- **WORK REQUIRED**: Your reply should be the records below, duplicated exactly, with any picture removed.
==== INPUT RECORDS ====
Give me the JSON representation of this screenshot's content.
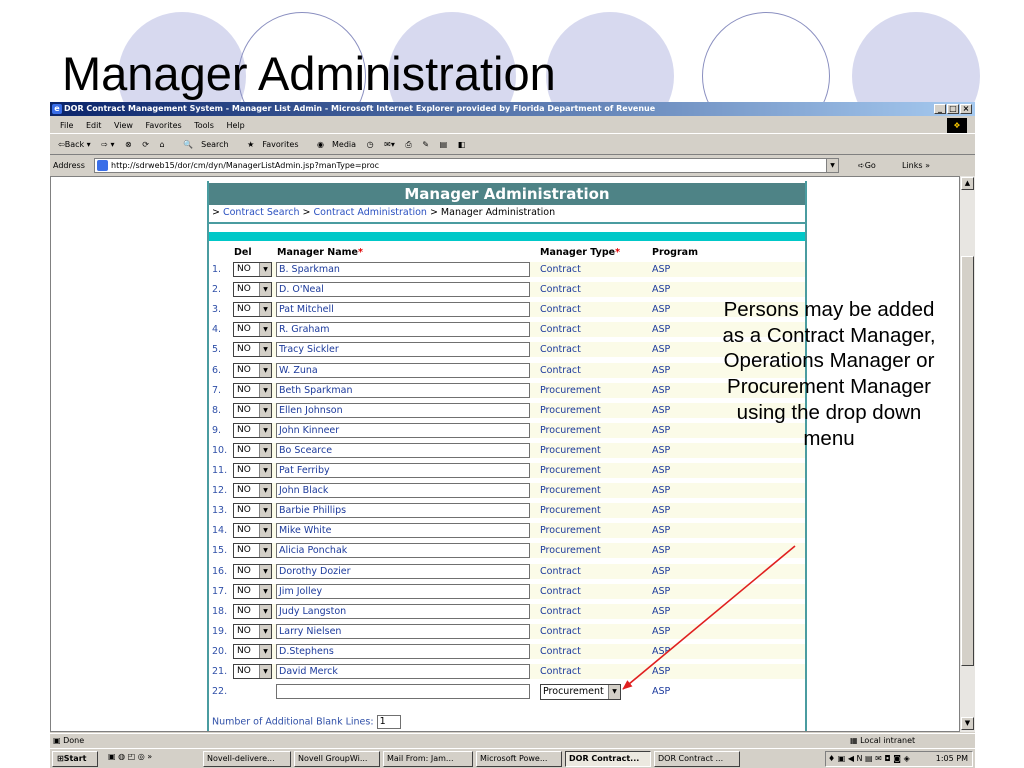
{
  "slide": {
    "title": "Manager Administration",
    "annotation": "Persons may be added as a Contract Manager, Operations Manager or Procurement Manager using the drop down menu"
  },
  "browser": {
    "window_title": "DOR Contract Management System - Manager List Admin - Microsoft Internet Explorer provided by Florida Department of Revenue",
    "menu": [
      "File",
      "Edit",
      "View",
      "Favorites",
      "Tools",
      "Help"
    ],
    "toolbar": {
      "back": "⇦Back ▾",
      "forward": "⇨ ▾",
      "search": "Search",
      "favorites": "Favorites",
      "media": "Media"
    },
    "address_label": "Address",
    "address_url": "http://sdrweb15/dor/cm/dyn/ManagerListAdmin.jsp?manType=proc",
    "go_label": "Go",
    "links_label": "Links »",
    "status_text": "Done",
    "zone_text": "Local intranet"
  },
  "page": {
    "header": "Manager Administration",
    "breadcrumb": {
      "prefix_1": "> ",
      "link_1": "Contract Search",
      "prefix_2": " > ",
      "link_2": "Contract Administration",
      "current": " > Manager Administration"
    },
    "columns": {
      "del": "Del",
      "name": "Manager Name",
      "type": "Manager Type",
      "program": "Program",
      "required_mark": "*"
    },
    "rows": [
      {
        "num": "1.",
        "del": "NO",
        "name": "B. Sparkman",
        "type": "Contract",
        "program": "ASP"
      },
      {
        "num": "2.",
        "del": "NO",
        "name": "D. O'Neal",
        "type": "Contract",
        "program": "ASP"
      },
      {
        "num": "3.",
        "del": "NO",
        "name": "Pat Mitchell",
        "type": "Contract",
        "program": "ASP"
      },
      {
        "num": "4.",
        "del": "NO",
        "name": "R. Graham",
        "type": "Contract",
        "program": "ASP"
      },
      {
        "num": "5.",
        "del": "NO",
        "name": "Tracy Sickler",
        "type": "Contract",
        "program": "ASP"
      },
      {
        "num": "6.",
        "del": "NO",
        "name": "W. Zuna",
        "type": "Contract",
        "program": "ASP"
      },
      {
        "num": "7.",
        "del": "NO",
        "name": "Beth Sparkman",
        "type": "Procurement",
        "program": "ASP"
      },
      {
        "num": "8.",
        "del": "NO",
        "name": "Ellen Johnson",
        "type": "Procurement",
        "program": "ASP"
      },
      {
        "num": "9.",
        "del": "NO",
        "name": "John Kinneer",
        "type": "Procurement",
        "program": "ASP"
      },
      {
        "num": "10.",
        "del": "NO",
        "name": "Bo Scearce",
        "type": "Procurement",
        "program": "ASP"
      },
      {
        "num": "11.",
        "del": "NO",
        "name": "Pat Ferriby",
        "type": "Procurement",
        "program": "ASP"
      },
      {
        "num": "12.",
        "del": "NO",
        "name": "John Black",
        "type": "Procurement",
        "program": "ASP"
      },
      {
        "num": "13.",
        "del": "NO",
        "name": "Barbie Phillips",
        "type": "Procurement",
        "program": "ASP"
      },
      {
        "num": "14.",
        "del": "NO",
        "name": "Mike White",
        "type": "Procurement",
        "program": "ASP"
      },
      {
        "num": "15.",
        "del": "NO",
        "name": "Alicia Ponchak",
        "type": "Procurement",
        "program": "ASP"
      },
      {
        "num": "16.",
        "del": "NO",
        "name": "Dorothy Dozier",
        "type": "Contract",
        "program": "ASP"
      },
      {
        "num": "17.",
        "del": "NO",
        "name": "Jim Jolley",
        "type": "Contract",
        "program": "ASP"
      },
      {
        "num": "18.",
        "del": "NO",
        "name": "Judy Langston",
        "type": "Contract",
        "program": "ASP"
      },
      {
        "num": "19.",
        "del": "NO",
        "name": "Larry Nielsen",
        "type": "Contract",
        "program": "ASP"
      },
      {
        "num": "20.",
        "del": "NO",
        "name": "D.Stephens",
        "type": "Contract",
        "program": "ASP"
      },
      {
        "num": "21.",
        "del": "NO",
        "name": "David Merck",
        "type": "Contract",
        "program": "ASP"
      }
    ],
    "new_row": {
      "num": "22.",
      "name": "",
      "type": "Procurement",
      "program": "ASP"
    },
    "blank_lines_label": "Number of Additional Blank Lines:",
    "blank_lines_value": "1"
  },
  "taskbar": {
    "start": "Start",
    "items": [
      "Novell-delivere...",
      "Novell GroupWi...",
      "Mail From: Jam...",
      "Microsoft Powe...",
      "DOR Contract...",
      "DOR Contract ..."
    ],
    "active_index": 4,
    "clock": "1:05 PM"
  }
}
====
- **WRITTEN REPLY**:
Give me the JSON representation of this screenshot's content.
{
  "slide": {
    "title": "Manager Administration",
    "annotation": "Persons may be added as a Contract Manager, Operations Manager or Procurement Manager using the drop down menu"
  },
  "browser": {
    "window_title": "DOR Contract Management System - Manager List Admin - Microsoft Internet Explorer provided by Florida Department of Revenue",
    "menu": [
      "File",
      "Edit",
      "View",
      "Favorites",
      "Tools",
      "Help"
    ],
    "toolbar": {
      "back": "⇦Back ▾",
      "forward": "⇨ ▾",
      "search": "Search",
      "favorites": "Favorites",
      "media": "Media"
    },
    "address_label": "Address",
    "address_url": "http://sdrweb15/dor/cm/dyn/ManagerListAdmin.jsp?manType=proc",
    "go_label": "Go",
    "links_label": "Links »",
    "status_text": "Done",
    "zone_text": "Local intranet"
  },
  "page": {
    "header": "Manager Administration",
    "breadcrumb": {
      "prefix_1": "> ",
      "link_1": "Contract Search",
      "prefix_2": " > ",
      "link_2": "Contract Administration",
      "current": " > Manager Administration"
    },
    "columns": {
      "del": "Del",
      "name": "Manager Name",
      "type": "Manager Type",
      "program": "Program",
      "required_mark": "*"
    },
    "rows": [
      {
        "num": "1.",
        "del": "NO",
        "name": "B. Sparkman",
        "type": "Contract",
        "program": "ASP"
      },
      {
        "num": "2.",
        "del": "NO",
        "name": "D. O'Neal",
        "type": "Contract",
        "program": "ASP"
      },
      {
        "num": "3.",
        "del": "NO",
        "name": "Pat Mitchell",
        "type": "Contract",
        "program": "ASP"
      },
      {
        "num": "4.",
        "del": "NO",
        "name": "R. Graham",
        "type": "Contract",
        "program": "ASP"
      },
      {
        "num": "5.",
        "del": "NO",
        "name": "Tracy Sickler",
        "type": "Contract",
        "program": "ASP"
      },
      {
        "num": "6.",
        "del": "NO",
        "name": "W. Zuna",
        "type": "Contract",
        "program": "ASP"
      },
      {
        "num": "7.",
        "del": "NO",
        "name": "Beth Sparkman",
        "type": "Procurement",
        "program": "ASP"
      },
      {
        "num": "8.",
        "del": "NO",
        "name": "Ellen Johnson",
        "type": "Procurement",
        "program": "ASP"
      },
      {
        "num": "9.",
        "del": "NO",
        "name": "John Kinneer",
        "type": "Procurement",
        "program": "ASP"
      },
      {
        "num": "10.",
        "del": "NO",
        "name": "Bo Scearce",
        "type": "Procurement",
        "program": "ASP"
      },
      {
        "num": "11.",
        "del": "NO",
        "name": "Pat Ferriby",
        "type": "Procurement",
        "program": "ASP"
      },
      {
        "num": "12.",
        "del": "NO",
        "name": "John Black",
        "type": "Procurement",
        "program": "ASP"
      },
      {
        "num": "13.",
        "del": "NO",
        "name": "Barbie Phillips",
        "type": "Procurement",
        "program": "ASP"
      },
      {
        "num": "14.",
        "del": "NO",
        "name": "Mike White",
        "type": "Procurement",
        "program": "ASP"
      },
      {
        "num": "15.",
        "del": "NO",
        "name": "Alicia Ponchak",
        "type": "Procurement",
        "program": "ASP"
      },
      {
        "num": "16.",
        "del": "NO",
        "name": "Dorothy Dozier",
        "type": "Contract",
        "program": "ASP"
      },
      {
        "num": "17.",
        "del": "NO",
        "name": "Jim Jolley",
        "type": "Contract",
        "program": "ASP"
      },
      {
        "num": "18.",
        "del": "NO",
        "name": "Judy Langston",
        "type": "Contract",
        "program": "ASP"
      },
      {
        "num": "19.",
        "del": "NO",
        "name": "Larry Nielsen",
        "type": "Contract",
        "program": "ASP"
      },
      {
        "num": "20.",
        "del": "NO",
        "name": "D.Stephens",
        "type": "Contract",
        "program": "ASP"
      },
      {
        "num": "21.",
        "del": "NO",
        "name": "David Merck",
        "type": "Contract",
        "program": "ASP"
      }
    ],
    "new_row": {
      "num": "22.",
      "name": "",
      "type": "Procurement",
      "program": "ASP"
    },
    "blank_lines_label": "Number of Additional Blank Lines:",
    "blank_lines_value": "1"
  },
  "taskbar": {
    "start": "Start",
    "items": [
      "Novell-delivere...",
      "Novell GroupWi...",
      "Mail From: Jam...",
      "Microsoft Powe...",
      "DOR Contract...",
      "DOR Contract ..."
    ],
    "active_index": 4,
    "clock": "1:05 PM"
  }
}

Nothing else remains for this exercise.